Sure, forcing five turnovers isn’t a consistent path to success. But it wasn’t until late in the fourth quarter, on their 9th drive of the game, that the Bobcats ran a play on the Smithson Valley half of the field. They’d crossed midfield before, sure, but that was mostly to chase Ranger running backs or, one one occasion, to bust out a pretty impressive run of their own – that is, before Moore forced his fumble, of course. Those two plays in Ranger territory resulted in a no-gain rush and a Cole Douglass tackle for loss – the latter of which forced a turnover on downs.

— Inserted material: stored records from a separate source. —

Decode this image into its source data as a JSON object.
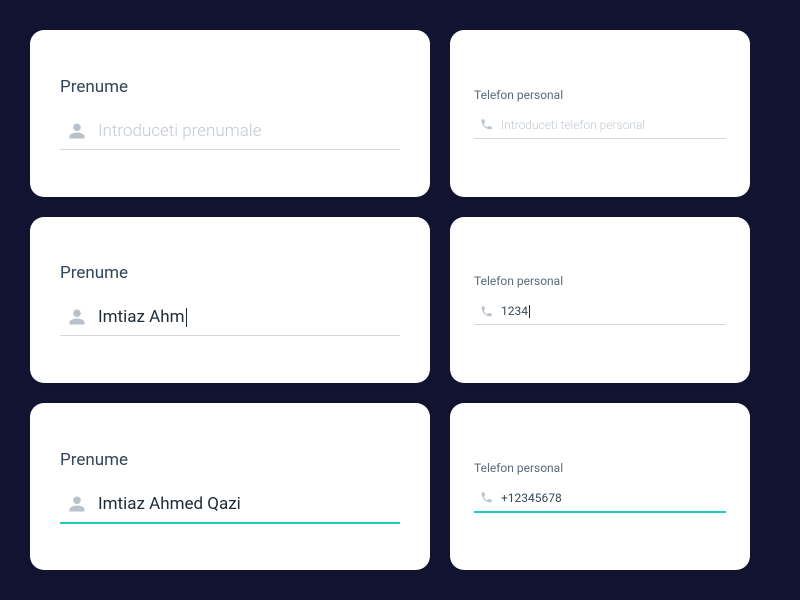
{
  "left": {
    "label": "Prenume",
    "placeholder": "Introduceti prenumale",
    "partial": "Imtiaz Ahm",
    "full": "Imtiaz Ahmed Qazi"
  },
  "right": {
    "label": "Telefon personal",
    "placeholder": "Introduceti telefon personal",
    "partial": "1234",
    "full": "+12345678"
  },
  "colors": {
    "icon": "#b9c2cb",
    "accent": "#1cccc0"
  }
}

The Rangers’ last two drives ended in a 35-yard field goal and a 23-yard rushing touchdown; South San’s finished on a turnover on downs, then trudged off the field as the clock hit zero on their season opener. These end-of-game possessions paint a picturesque portrait of Thursday night’s festivities: South San simply wasn’t ready, and how could they be? Playing a team that’s hitting their stride, before scrimmaging or even getting in a month of practice, is a tall task. And it showed: South San committed nine penalties for just 45 yards. Those miscues will lessen over time.

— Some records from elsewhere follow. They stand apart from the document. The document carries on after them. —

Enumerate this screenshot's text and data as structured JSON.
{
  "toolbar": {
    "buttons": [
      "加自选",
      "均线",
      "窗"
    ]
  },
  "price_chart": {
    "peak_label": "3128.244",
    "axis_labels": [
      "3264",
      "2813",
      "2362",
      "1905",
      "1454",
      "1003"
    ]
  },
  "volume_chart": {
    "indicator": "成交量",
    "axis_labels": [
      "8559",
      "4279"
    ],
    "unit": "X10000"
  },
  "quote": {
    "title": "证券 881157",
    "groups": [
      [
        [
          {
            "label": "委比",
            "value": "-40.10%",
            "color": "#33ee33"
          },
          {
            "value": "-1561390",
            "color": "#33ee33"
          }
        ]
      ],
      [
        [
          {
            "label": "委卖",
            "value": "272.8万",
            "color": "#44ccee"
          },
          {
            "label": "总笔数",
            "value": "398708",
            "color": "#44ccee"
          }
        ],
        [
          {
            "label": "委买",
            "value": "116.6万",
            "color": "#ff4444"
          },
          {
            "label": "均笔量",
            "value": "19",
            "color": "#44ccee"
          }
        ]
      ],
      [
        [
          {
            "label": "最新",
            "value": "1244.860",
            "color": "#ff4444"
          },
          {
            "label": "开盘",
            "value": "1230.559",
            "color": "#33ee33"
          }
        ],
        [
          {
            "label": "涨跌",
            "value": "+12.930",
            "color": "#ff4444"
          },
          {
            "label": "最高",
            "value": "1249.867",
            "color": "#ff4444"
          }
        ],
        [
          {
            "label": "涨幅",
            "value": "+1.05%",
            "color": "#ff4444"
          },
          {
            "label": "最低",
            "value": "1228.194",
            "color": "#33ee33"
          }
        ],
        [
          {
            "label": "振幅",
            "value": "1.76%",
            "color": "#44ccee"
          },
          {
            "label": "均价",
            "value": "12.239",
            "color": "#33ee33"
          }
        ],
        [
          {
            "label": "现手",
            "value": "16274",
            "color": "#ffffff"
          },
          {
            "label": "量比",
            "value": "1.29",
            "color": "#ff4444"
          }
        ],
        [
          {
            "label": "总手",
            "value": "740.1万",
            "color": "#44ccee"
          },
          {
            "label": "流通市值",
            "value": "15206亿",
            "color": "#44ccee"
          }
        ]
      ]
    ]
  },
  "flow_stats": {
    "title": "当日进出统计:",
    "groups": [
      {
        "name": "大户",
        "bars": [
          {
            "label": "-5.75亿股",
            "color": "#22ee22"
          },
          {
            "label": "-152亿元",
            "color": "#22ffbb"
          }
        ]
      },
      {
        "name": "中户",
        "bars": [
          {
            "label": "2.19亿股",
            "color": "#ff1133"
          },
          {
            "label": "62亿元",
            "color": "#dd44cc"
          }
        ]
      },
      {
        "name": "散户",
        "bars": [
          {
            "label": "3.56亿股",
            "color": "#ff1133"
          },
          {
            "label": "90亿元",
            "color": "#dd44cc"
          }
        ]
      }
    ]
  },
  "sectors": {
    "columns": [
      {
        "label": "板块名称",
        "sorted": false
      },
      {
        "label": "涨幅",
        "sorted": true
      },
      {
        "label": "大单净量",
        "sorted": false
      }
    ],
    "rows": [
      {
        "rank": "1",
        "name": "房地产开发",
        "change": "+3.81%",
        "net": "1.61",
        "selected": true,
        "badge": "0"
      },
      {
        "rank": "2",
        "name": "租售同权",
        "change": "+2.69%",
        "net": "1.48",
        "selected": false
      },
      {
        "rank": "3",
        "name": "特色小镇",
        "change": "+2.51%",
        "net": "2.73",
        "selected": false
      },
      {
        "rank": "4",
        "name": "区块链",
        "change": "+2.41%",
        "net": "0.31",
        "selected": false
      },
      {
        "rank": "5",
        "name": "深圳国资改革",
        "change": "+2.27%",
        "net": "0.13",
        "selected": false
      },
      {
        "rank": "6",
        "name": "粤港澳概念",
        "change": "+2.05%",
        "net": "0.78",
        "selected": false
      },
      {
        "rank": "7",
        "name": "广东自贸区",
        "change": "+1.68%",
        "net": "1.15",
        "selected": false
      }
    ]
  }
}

In the end, this game means very little. The Rangers were supposed to destroy the Bobcats, and everyone knew it – one fan jokingly complimented the latter squad for not losing 72-0. But there is one takeaway that shouldn’t be overlooked, and it runs deeper than excellence at the individual (e.g. Strachan) or positional (defensive back) levels. This team just proved that it can locate a short-week opponent’s weaknesses, fire on all cylinders at those weaknesses, and not let off the gas the whole game. 

This game, paired with last week’s destruction of Clemens, has a chance to serve as the jumping-off point for an incredible run. In 2018, a players-only meeting set an 0-3 team on fire; they won five of their next six games and made the playoffs. And though this team isn’t a fringe postseason candidate … How about the top seed? A fluky loss to Wagner stands as their lone blemish, and the Thunderbirds just fell to New Braunfels, whom the Rangers host next week. If they can carry this momentum through their next two games, vs New Braunfels and at Judson, another respite awaits in the form of East Central. At that point the team would be 4-1 in district play, and the question would shift from, ‘Will they make the playoffs?’ to ‘Just how far can they go?’